Some transitions are smooth. Like going from backyard barbecues and picnics to stocking provisions for your favorite tailgating recipes. Football season is sneaking up on us!
Other transitions are a bit rockier. Like the Washington Redskins name change. Or lack thereof. While it might surprise many of us, a change has still not been made to the Washington Redskins name.
The Washington Redskins Name Controversy
According to a Washington Post article, Daniel Snyder, owner of the NFL team seems to think that people who are concerned with the name are “missing the point.” However, many others vehemently disagree and consider the name to be a racial slur against Native Americans.
CBSSports.com reports that both President Obama and United States Attorney General Eric Holder believe that it’s time for a name change. In a move that is gaining momentum with several publications, the Washington Business Journal announced that it will no longer use the Redskins name and instead will call the team the “Washington NFL” or the generic “football team.” In the announcement, the publication then called on Snyder for a team name change.
A Boston Globe article stated that the paper will continue to use the name, but also called on Snyder to change it, stating that, “Publications and broadcasters shouldn’t have to choose whether they’re going to use it.”
Still developing is whether or not the name will be used for a November 2nd game with the Minnesota Vikings. The teams are scheduled to play on the University of Minnesota campus. Minnesota has a “significant Native American population” according to The Christian Science Monitor article and the President of the University says that, “using the name would violate school policies on equity and diversity.”
The most compelling reason for a legal name change should be based on statements by Native Americans. The national campaign called Change the Mascot was launched by the Oneida Indian Nation “to end the use of the racial slur “redskins” as the mascot and name of the NFL team….”
Further, a Slate article reports that the Oneida Indian Nation and the National Congress of American Indians have sent letters to Twitter, Facebook, and Google stating that the football team’s name is “abusive hate speech” and that the “verified Twitter, Facebook, and Google Plus accounts be removed.”
In the United States, according to the International Trademark Association, “a party that believes that it is damaged by a registration may file a Petition for Cancellation with the Trademark Trial and Appeal Board (TTAB). The TTAB is the administrative tribunal that hears and decides oppositions, cancellations and appeals of final refusals issued by examining attorneys.”
In June 2014, the TTAB found that “the term “Redskins” was disparaging of Native Americans, when used in relation to professional football services, at the times the various registrations involved in the cancellation proceeding were issued. Thus, in accordance with applicable law, the federal registrations for the “Redskins” trademarks involved in this proceeding must be cancelled.”
However, a trademark attorney for the team stated that the team will be appealing the decision and that they are confident of ultimately prevailing as they have done in the past. The team still has trademark protection during the appeal process, so until the case winds its way through the courts, there will be no definitive answer.
Brand Recognition, Trademark Protection & Social Change

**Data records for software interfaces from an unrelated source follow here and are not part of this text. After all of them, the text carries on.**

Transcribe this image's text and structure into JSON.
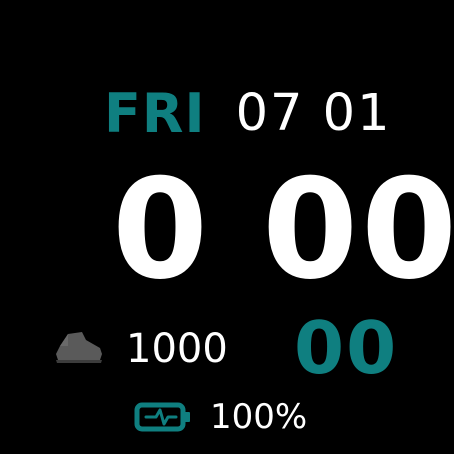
{
  "colors": {
    "accent": "#0f7f80",
    "text": "#ffffff",
    "icon_gray": "#5a5a5a",
    "background": "#000000"
  },
  "date_row": {
    "day": "FRI",
    "date": "07 01"
  },
  "time": {
    "hours_minutes": "0 00",
    "seconds": "00"
  },
  "steps": {
    "icon": "shoe-icon",
    "value": "1000"
  },
  "battery": {
    "icon": "battery-charging-icon",
    "value": "100%"
  }
}
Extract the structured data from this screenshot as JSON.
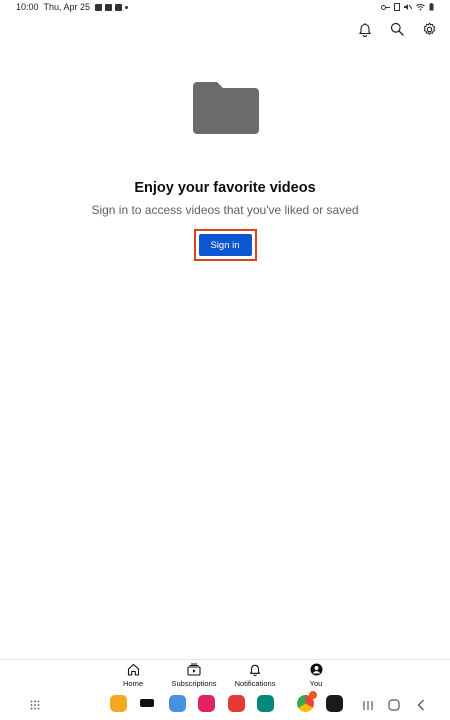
{
  "status_bar": {
    "time": "10:00",
    "date": "Thu, Apr 25"
  },
  "top_actions": {
    "notifications_icon": "bell-icon",
    "search_icon": "search-icon",
    "settings_icon": "gear-icon"
  },
  "empty_state": {
    "illustration": "folder-icon",
    "title": "Enjoy your favorite videos",
    "subtitle": "Sign in to access videos that you've liked or saved",
    "sign_in_label": "Sign in"
  },
  "bottom_nav": {
    "items": [
      {
        "label": "Home",
        "icon": "home-icon"
      },
      {
        "label": "Subscriptions",
        "icon": "subscriptions-icon"
      },
      {
        "label": "Notifications",
        "icon": "bell-icon"
      },
      {
        "label": "You",
        "icon": "account-icon",
        "active": true
      }
    ]
  },
  "colors": {
    "accent": "#0b57d0",
    "highlight_border": "#d9441a",
    "folder": "#6b6b6b",
    "subtitle": "#606060"
  }
}
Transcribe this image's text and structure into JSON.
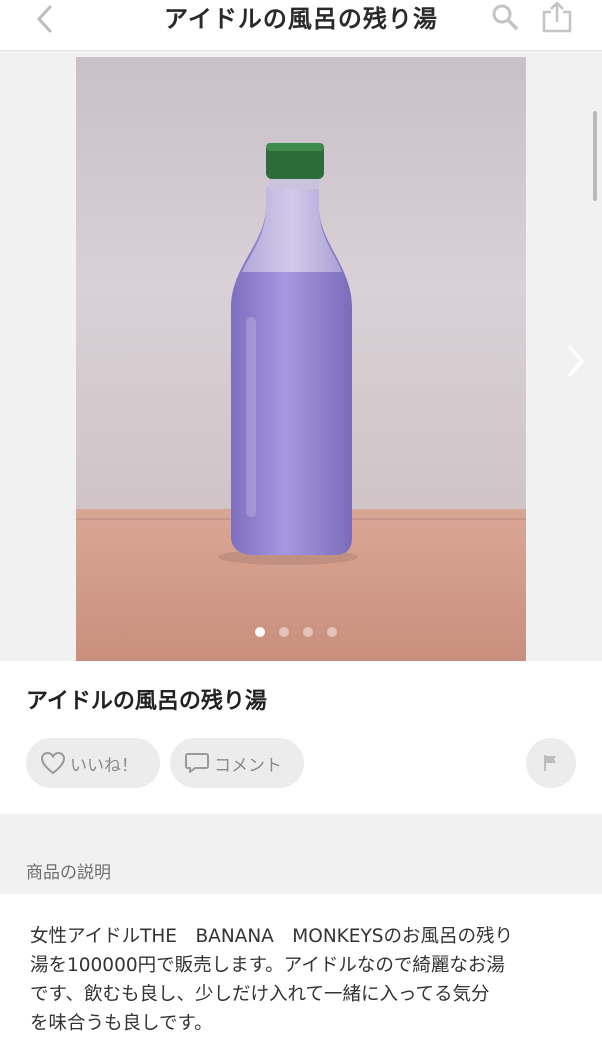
{
  "header": {
    "title": "アイドルの風呂の残り湯",
    "back_icon": "chevron-left-icon",
    "search_icon": "search-icon",
    "share_icon": "share-icon"
  },
  "gallery": {
    "photo_subject": "purple-liquid-bottle",
    "page_count": 4,
    "current_page": 1,
    "next_icon": "chevron-right-icon"
  },
  "item": {
    "title": "アイドルの風呂の残り湯"
  },
  "actions": {
    "like_label": "いいね！",
    "comment_label": "コメント",
    "like_icon": "heart-icon",
    "comment_icon": "speech-bubble-icon",
    "flag_icon": "flag-icon"
  },
  "description": {
    "section_label": "商品の説明",
    "lines": [
      "女性アイドルTHE　BANANA　MONKEYSのお風呂の残り",
      "湯を100000円で販売します。アイドルなので綺麗なお湯",
      "です、飲むも良し、少しだけ入れて一緒に入ってる気分",
      "を味合うも良しです。"
    ]
  },
  "colors": {
    "pill_bg": "#ececec",
    "section_bg": "#f1f1f1",
    "liquid": "#8b7fc9",
    "cap": "#2e6b3a"
  }
}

Most established businesses, large or small, make great effort to create brand awareness through consistent use of logos with their name. The names and logos are usually legally protected with a registered trademark. Creating brand recognition takes time, so it is not something that should be changed often. When Tropicana tried to rebrand their orange juice packaging, sales plummeted and it was “a customer-relations fiasco” according to Advertising Age.
A SmartPlanet article analyzed some failed attempts at rebranding. The University of California’s new logo was compared to “an egg yolk swirling around a toilet bowl.” The Gap’s brief logo change is one for the history books. All these brands ended up returning to logos that were tried and true.
However, there is a difference between making a logo change for aesthetic reasons and making a change in order to address new societal norms relating to particular racial or ethnic groups.
Aunt Jemima is one of the most recognized brands in the world and its history has spanned over 120 years. It’s quite an understatement to say that things have changed for African Americans in that period of time. The Quaker Oats Company’s first registration of the Aunt Jemima trademark was in 1937. The image has been updated over time, however, the name is still a throwback to older times and some of us may still cringe when hearing the name.
Similarly, the football team’s name and logo may have been more widely accepted decades ago than it is now. Increasingly people of all races are offended by the team name and the mascot. It’s not clear why the owner is so resistant to trying something new. At the very least, it seems to make good business sense to change it.
In this situation, rebranding the team with new trademarks would only seem to benefit the franchise. There is public goodwill ready for the taking with a voluntary name change. Football season is a long one, so this issue will no doubt be raised repeatedly over the coming months.